Week 3, Day 4: Redemption
In the Redemption chapter of the gospel story, we learn that Jesus, by his life, death, and resurrection, defeated the power of sin so that we might be reconciled to God, to one another, and to creation.
I used to think Jesus was like a divine train conductor; only he could dispense the ticket I needed to get to heaven. And while I greatly appreciated the offer of a ride — and the fact that he’d already paid for the trip — it seemed like a rather transactional exchange, and not one that would make me feel an enormous amount of gratitude.
But over the years, as I’ve experienced and gotten to know Jesus better, both in the pages of Scripture and in my own life, I’ve realized that Jesus is so much more and Jesus offers so much more. Jesus shows us what God is like and he shows us what we — as human beings, as image-bearers of God — are supposed to be like.

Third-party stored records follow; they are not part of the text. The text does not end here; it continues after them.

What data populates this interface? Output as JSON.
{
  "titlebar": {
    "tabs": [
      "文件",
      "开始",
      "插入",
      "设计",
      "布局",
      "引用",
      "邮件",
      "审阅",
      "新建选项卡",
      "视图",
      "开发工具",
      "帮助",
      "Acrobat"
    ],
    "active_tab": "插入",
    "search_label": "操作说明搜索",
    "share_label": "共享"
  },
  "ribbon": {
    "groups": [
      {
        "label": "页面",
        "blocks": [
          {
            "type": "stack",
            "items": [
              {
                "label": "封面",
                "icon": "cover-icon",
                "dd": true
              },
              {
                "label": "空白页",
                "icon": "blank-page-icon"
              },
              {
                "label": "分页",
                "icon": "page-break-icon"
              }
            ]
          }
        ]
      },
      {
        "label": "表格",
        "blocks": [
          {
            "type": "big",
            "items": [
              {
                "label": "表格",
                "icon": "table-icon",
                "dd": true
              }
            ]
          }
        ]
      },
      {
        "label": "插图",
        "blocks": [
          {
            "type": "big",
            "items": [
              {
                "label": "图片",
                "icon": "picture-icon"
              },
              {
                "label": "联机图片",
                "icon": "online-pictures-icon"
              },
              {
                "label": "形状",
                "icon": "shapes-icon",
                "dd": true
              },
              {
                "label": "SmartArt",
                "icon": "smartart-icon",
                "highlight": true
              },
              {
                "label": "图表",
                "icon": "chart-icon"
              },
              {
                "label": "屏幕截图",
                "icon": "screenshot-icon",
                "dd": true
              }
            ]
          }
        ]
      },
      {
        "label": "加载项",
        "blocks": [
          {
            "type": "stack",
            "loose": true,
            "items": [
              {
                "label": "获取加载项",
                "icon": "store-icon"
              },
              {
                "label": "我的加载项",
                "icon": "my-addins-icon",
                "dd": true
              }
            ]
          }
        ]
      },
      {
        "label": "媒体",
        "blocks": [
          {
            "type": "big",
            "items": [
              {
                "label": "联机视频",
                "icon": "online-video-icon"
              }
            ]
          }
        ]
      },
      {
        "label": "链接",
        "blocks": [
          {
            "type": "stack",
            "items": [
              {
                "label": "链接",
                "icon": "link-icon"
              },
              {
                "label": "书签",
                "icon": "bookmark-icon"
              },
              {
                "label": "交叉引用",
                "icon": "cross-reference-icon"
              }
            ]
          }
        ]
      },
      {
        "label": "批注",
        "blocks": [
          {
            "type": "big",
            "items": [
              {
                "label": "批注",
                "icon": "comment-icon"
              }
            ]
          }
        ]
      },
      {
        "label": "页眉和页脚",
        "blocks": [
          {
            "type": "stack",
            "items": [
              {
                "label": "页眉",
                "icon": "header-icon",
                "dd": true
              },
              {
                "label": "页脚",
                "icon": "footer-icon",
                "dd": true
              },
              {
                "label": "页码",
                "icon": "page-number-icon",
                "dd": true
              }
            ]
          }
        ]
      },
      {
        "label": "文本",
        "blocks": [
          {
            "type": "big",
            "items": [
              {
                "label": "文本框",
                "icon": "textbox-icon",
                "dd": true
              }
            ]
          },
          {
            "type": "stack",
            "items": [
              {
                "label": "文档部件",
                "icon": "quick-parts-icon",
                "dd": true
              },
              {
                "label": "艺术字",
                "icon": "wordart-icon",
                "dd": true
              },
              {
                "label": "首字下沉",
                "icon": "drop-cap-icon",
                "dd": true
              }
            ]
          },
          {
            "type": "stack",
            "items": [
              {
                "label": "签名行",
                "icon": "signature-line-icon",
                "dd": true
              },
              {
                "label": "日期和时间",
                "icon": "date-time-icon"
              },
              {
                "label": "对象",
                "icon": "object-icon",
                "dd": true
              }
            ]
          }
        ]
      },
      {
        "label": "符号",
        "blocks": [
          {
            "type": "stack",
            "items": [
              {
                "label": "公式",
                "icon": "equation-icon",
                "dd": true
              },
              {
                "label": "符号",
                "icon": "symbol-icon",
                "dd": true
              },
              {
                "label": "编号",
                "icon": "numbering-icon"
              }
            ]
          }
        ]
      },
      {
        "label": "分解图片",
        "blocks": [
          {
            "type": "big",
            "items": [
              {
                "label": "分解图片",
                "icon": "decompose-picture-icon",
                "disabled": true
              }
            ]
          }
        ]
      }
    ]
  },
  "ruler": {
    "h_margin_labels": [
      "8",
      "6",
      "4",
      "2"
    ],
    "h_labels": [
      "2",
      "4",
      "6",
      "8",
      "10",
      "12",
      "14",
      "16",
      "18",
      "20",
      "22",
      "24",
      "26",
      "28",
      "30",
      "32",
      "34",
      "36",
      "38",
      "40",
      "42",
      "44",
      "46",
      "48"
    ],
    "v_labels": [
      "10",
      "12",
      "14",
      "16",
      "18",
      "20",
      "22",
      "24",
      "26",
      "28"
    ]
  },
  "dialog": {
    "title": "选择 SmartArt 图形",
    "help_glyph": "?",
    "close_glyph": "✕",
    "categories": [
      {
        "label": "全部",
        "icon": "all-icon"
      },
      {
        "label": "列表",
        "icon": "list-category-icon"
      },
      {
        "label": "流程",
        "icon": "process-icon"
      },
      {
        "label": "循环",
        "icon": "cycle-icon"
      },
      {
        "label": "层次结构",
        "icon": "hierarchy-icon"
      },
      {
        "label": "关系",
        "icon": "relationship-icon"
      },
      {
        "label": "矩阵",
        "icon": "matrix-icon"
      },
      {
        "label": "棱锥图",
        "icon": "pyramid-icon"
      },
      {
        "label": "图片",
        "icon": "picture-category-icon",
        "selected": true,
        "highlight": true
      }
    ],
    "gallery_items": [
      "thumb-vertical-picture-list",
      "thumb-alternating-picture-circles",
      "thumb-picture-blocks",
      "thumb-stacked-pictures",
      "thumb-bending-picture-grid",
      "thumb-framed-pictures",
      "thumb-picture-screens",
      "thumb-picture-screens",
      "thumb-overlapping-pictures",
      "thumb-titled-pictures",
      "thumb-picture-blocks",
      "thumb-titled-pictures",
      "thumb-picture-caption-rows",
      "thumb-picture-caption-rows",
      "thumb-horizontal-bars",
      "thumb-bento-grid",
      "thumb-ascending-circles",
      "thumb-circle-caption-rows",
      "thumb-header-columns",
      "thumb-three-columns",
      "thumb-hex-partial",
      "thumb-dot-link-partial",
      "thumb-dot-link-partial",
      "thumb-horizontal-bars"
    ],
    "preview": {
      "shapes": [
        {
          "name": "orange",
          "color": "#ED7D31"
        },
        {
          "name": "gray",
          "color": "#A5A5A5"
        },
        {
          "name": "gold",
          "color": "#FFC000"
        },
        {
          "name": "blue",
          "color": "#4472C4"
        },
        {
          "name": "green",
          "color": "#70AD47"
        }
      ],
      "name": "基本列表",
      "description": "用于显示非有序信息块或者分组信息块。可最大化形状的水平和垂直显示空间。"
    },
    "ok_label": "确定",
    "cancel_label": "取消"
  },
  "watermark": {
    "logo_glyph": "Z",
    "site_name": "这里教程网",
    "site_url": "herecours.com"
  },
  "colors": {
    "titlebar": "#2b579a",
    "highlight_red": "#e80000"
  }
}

READ: COLOSSIANS 1:15-20
Yesterday we read about the bad news. But the good news is that God, knowing we could never find our way back to him and to fullness of life with him, took it on himself to make a way. In the person of Jesus, God came to the world as a human being and chose to bring blessing and wholeness himself. He loved us and desired relationship with us so much that he chose to suffer the consequences of our sin and rebellion himself so that we wouldn’t have to. That’s why it says, in John 3:16-17:
God so loved the world that he gave his only Son, so that everyone who believes in him won’t perish but will have eternal life. God didn’t send his Son into the world to judge the world, but that the world might be saved through him.
Jesus came and lived the God-loving and others-loving life human beings were created to live. He began and embodied life in the kingdom of God, where everything he said and did was an expression of God’s rule and reign. In fact, as we read in Colossians 1, Jesus is God in human form; if we want to know what God is like, we need only look at Jesus. In Luke 4:18-19, Jesus explained his mission:
The Spirit of the Lord is upon me,
because the Lord has anointed me.
He has sent me to preach good news to the poor,
to proclaim release to the prisoners
and recovery of sight to the blind,
to liberate the oppressed,
and to proclaim the year of the Lord’s favor.
The word ‘redemption’ comes from a Latin word meaning “to buy back.” Jesus came to bring us life in the kingdom of God, an eternal kind of life. And he gave up his life to defeat sin and death, so that our sin-stained slates might be wiped clean, our damaged souls might be made whole, and we might once more be reconciled to God — the source of life and the source of our lives. In fact, Jesus came to redeem and to reconcile not just human beings but all of creation — “all things ... whether things on earth or in the heavens” (Colossians 1:20). Just as God once declared all things good and very good, so also God will make “all things new” (Revelation 21:5).
God has given us a wonderful gift. It is the promise not only of a clean slate, but of a full life, a significant life, a life that really matters, life directed toward the end for which it was designed, life with God. Everything pales next to this gift! As Jesus said, “I came so that they could have life — indeed, so that they could live life to the fullest” (John 10:10b) — he was talking about all of us! Christ’s example, sacrifice, and friendship, and his gift to us of the Holy Spirit, mean we now have the potential not only to survive and get by, but to live purposeful, meaningful, and fulfilling lives, growing more and more into the people God made us to be — people who live and love like Jesus did. Here, as James Choung writes, we are “restored for better.”
But there is one important piece to remember. If I were to offer you a gift, you would need to accept it in order for it to become fully yours, in order to fully enjoy and experience the gift. In the same way, Christ offers us this gift but we have to choose to receive it — remember, love always requires a choice made freely. We receive God’s gift of grace by:
asking him, as our Savior, to forgive our sins and rescue us from wasting our lives;
giving him, as our Lord, ownership — or final say — over our lives;
committing to follow him and learn from him as our Teacher;
walking with him and talking with him as our Friend;
seeking him, as our King and the king of God’s kingdom, above all things and in every area of our lives.
Choosing to follow Jesus is the most important decision you will ever make.
REFLECT & RESPOND
Head: What do you find most encouraging about God’s redemption plan through Jesus? What do you find most challenging about it?
Heart: Have you experienced a problem that was too big for you to solve? How did you feel about it? What in your life — or in the world — feels too big to solve?
Hands: Complete the sentence, “I want to commit to following Jesus this week by ____.” Take two pictures of some things that give you hope.
Lord Jesus, redeem all of the broken parts of my life and redeem all of the broken parts of the world. Amen.
Jesus came to bring us life
in the kingdom of God,
an eternal kind of life.